Jack Henderson was only 18 when he bought his first investment property, which is a $720,000-worth two-bedroom unit in Coogee, after spending roughly three years saving money from his first job at a construction company.
According to the young investor, there was no ‘real driver’ for him when he started his property investment journey two years ago—he was a school dropout and his parents were not enthusiastic about him getting into the business of creating wealth through real estate.
However, at the age of 21, he has successfully built a two-property portfolio and is currently on the way to purchasing his third asset.
Learning from experience
Jack was in Year 10 when he realised that he liked to learn from experiences instead of in the four corners of a classroom.
He said: “School wasn't for me [because] I'm sort of a person that wants to learn off someone … because I want to be where [he is].”
He then walked straight into a job at his father’s construction firm until he got his license. While there were “a few jabs in the ribs” at his first job, it was an easy start for Jack and it paid him well.
According to him: “I saved it [for] over a few years—I was probably saving, some weeks, nearly a hundred percent of my wage [because] I had no expenses [since] I live at home with mum and dad [and] I didn't pay board [and] I didn't even have a car at that time.”
“I really had no bills. It was only discretionary spending, [like] if I wanted to go out and do stuff with my mates, that's the only thing I'd spend money on,” he added.
Seeing his savings adding up prompted Jack to think about how to make his money grow, so he started reading and listening to different resource materials until he came across property investment.
Even though his parents had a bad experience with investing in property, having bought two properties which both turned to be “dud”, they did not necessarily shy away from encouraging him to jump into the property market—with a few little warning here and there.
According to buyer’s agent Steve Waters: “I think it's amazing that ... there was no real driver there for you ... there was no one saying ‘You should do this, you should do that.’ It was something that just came out of your gut, so to speak.”
Making the first step
Having learned what he could through self-education, Jack admitted that it was still hard for him to figure out how to make a good buy. That is until he came across one of Australia’s leading investment property experts Chris Grey.
Jack said: “I went to a lot of his seminars and we talked a lot on Facebook, he's always very helpful … [He buys] in the suburbs of Sydney, so I went, [thinking], ‘If he's doing it [there] and he drives a Lamborghini ... that's what I'll do.’”

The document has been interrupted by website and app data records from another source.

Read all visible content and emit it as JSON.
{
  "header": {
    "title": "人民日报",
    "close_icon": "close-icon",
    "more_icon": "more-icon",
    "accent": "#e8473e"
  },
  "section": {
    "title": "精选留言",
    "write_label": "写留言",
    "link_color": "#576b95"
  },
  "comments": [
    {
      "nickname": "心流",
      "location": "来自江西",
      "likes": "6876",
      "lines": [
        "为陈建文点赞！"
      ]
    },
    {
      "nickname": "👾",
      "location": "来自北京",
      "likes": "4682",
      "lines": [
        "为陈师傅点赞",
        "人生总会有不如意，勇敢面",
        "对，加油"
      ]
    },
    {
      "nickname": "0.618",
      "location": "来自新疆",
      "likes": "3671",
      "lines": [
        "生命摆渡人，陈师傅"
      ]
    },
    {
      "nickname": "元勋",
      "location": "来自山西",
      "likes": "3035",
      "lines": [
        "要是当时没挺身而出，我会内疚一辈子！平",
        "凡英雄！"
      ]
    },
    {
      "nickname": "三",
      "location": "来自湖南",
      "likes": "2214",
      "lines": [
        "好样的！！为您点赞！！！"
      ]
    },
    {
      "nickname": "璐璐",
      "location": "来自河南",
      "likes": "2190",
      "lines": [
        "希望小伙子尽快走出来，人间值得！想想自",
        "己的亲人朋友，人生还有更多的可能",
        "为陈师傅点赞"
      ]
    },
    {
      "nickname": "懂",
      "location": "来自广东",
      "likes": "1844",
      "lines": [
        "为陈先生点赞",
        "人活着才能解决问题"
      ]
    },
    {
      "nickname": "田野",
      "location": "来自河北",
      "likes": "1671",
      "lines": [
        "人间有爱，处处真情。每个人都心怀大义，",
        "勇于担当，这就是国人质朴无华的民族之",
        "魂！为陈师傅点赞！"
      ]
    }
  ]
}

After buying his first property in Coogee at the stage when “the market was steaming ahead”, he let a year and a half pass before buying his second investment property in Maroubra. Right now, he is already pre-approved for another property, which he plans to buy in Newcastle.
“That seems to be a strong area and there's a lot of infrastructures and stuff going up there. Newcastle reminds me of the Asian suburbs of Sydney … like Sydney Harbour [without the] Opera House,” he said.
His advice to young people who are hesitating to get into the property market for fear of failure and loss: Little sacrifices are always worth it in the long run. A lot of people want to buy property without having to pass on going out every weekend and spending their money on parties or travels.
According to Jack: “I drink, I go out and have fun, but it's very minimal … They say, ‘You're missing out on a lot of things [and] you're going to regret all this,’ but I don't think [about] that.”
“I look in ten years’ time when they're trying to get into the property market and they're wives have [babies … Meanwhile, I’ve been holding my properties for several cycles] … The goal is not to be retired [too] old,” he concluded.
Tune in to Jack Henderson’s episode on The Smart Property Investment Show to know more about the gentrification of a suburb, buying before content, and what your list of priorities should be for a new property.